When one's theology gets in the way of one's practical Christianity, no matter how perfect (or far from perfect) that theology happens to be, it becomes baggage - not the theology itself, but the idea that theology has anything to do with plain and simple obedience.

Listen: having a perfect theology isn't going to make you happier or closer to God - the only thing that is going to do that is fellowship with God, and there is no fellowship as long as we hold onto even the smallest rebellion in our hearts. If there is something that is keeping you from obeying God - if your very intellect has become the justification for failing to break up your fallow ground - buddy, see that and do something about it today. Even if you can only manage the smallest step closer to our Lord - do that, and do more the next day.

Don't tell yourself that because God is sovereign you should wait around until He hits you with a wand. Yes - God is sovereign - and yes, when you eventually do obey him it will not be to your own glory, but his - but that doesn't change where the rubber meets the road one iota. You must obey, you must commit yourself to obey - DO IT.

I used this one example, but there are plenty of ways in which our theology can leave us soft spots - our job is to find those places where we are spinning our wheels and do something about it. I suggest the first thing to do is to pray, get alone with God somewhere and hash it out. Really, there is only one cure for fallow ground, and that is the plow, and you need the Lord to show you exactly where the plow has to go. Spend time, and stop just playing at it. Let there be no soft spots in you - I would that all of us were "sound" Christians, whatever our theological differences might be.
posted by Daniel @ 9:40 AM  
5 Comments:
  • At 2:08 PM, September 27, 2006, Blogger Even So... said…

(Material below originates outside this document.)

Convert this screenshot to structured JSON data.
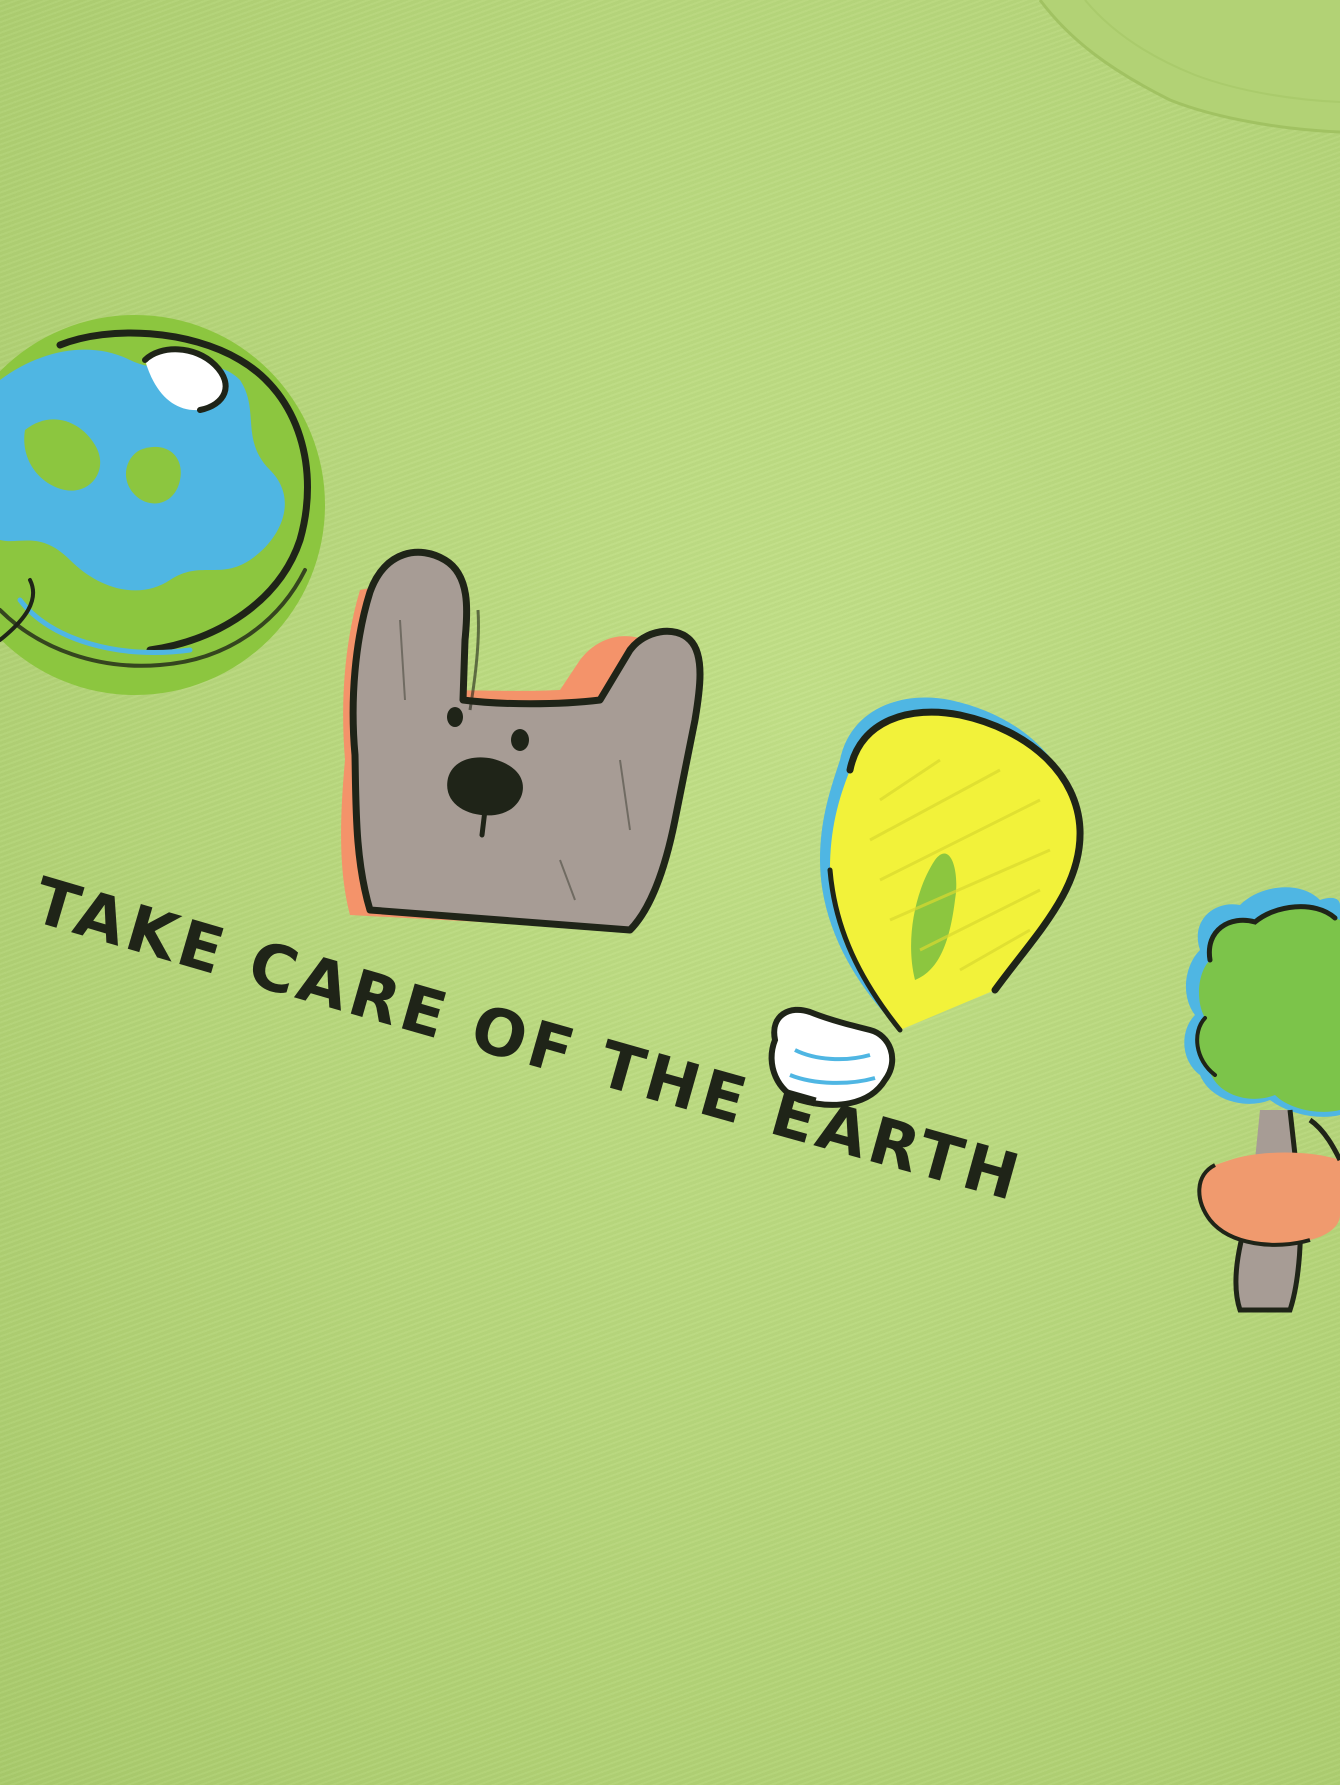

    Okay, Daniel, so plow through some eschatology, will ya, and tell Thirsty David to go plowing too, while you are at it...

    :o)

    Seems like you and the "other" Dan were thinking along similar lines, and if I might add, so was I...we all touched on feelings and Christian duty...

     
  • At 2:18 PM, September 27, 2006, Blogger ThirstyDavid said…

    I only came by because I thought I heard someone talking behind my back.

    Nice post, Daniel. Right on.

     
  • At 2:28 PM, September 27, 2006, Blogger Even So... said…

    hehehehehehehehe....

     
  • At 2:34 PM, September 27, 2006, Blogger Daniel said…

    JD only talks in front of people's backs. ;-)

     
  • At 11:06 PM, September 29, 2006, Blogger jazzycat said…

    Daniel,
    Very good points in this post. I think it is an encouragement and an inspiration for us all. I did a Photo Meditation on Christian service that I recently posted. It is brief (as all are) but we touched on some common points.

    You certainly have a gift for coming at issues from some interesting angles. Have you ever considered a book?

     
Post a Comment
<< Home
 
 
 
Previous Posts
 
Archives
 
Links
 
Atom Feed
Atom Feed
 
Copyright
Creative Commons License
Text posted on this site
is licensed under a
Creative Commons
Attribution-ShareAlike 2.5
License
.